there is a possibility that shippers and connecting lines will reroute or otherwise divert traffic over other lines resulting in less traffic and consequently less revenue.
12. The Reading has to date received no Section 213 or 215 funds from the FRA. Since it is likely to do so in the near future, however, see Findings Nos. 4 and 5, supra, the views of the federal railroad administrator and the Department of Transportation are relevant. See note 2, supra.
13. The FRA and the Department of Transportation have taken the position that a Government cash shortage in the administration of Section 213 and 215 funds may occur during February-March, 1976, but probably not before. Moreover, the Government seeks to conserve cash in order to amass a 'contingency fund'. N.T. 16-17; 62. The Government has, however, failed to establish that the cessation of operations of any RRRA railroad would result if payments are continued during the relevant three-month period of July through September, 1975, or that such a 'contingency fund' is essential for the continued administration of the RRRA Grant and Loan Program.

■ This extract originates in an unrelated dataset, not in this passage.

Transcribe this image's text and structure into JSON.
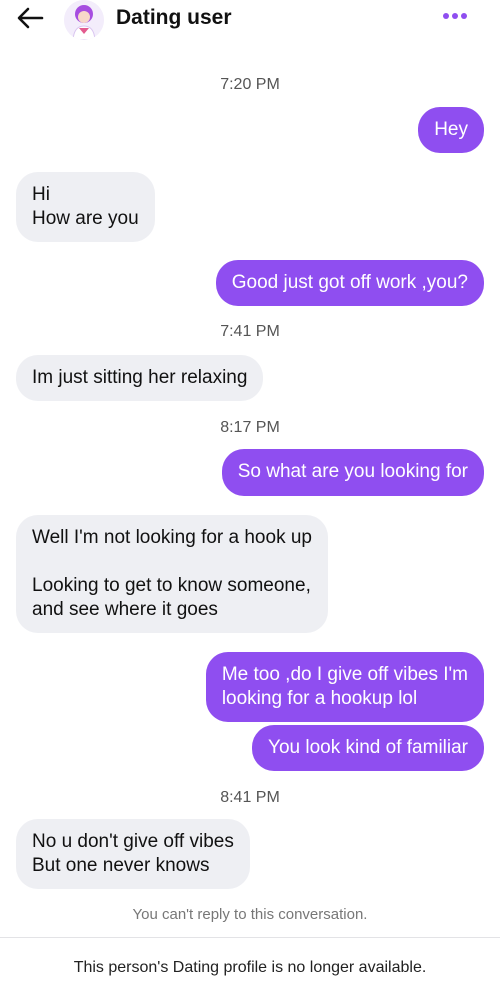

14. The Government has failed to demonstrate that satisfaction of interline trust obligations is inconsistent with the purposes of Section 213 or any other provision of the RRRA. The Congressional declaration of policy set forth in Section 101(a)(3) recognizes the necessity to maintain adequate and efficient rail service within the region as well as throughout the nation. Interline payments are an essential part of this system. The act is, moreover, totally devoid of any provision expressly foreclosing trust payments or precluding debtor from continuing them. To the contrary, since hearings in support of the appropriations for sections 213 and 215 funds were held after the decision in In re Penn Central Transportation Company, supra, it is logical to assume that Congress gave implicit recognition and approval to the payment of interline obligations by railroads in reorganization even though they might be receiving government grants.
15. The FRA stated that it will not replenish the amount of debtor's cash depleted by the trustees' payment of interline installments. N.T. 11; 20. As set forth in Finding No. 7, whether interline payments are made or not will have relatively little impact on Reading's ability to continue operations.
16. Although Reading has as yet received no federal funds, N.T. 21-22, the opposition of the FRA and the Department of Transportation to debtor's continuing to make interline payments is relevant, In re Central Railroad Company of New Jersey, supra, but not controlling.
17. Debtor has thus for received no funds from the Commonwealth of Pennsylvania, nor has the state made any payments for losses incurred in the operation of Reading's passenger service. The Commonwealth moreover expressed no position on the continuation of interline payments.
18. Debtor has negotiated a contract with the Southeastern Pennsylvania Transportation Authority (SEPTA), providing for the payment of $ 1,111,666. per month for six months to compensate Reading for its avoidable commuter costs. If these payments are not made, debtor's ability to continue its operations will be seriously jeopardized, but in that event, the withholding of interline payments would not have saved sufficient funds for Reading's services to continue.
Weighing the above findings against each other, as the Court of Appeals directed the CNJ court to do, I conclude that the United States has failed to show any reason why Reading should not continue to meet its interline obligations through September, 1975. Accordingly, the petition of the United States will be denied, Order No. 865 will be vacated and dissolved, and the trustees will be allowed to make the interline payments due in July, August, and September of this year. This court will again consider the advisability of continuing to make interline installments in October, 1975.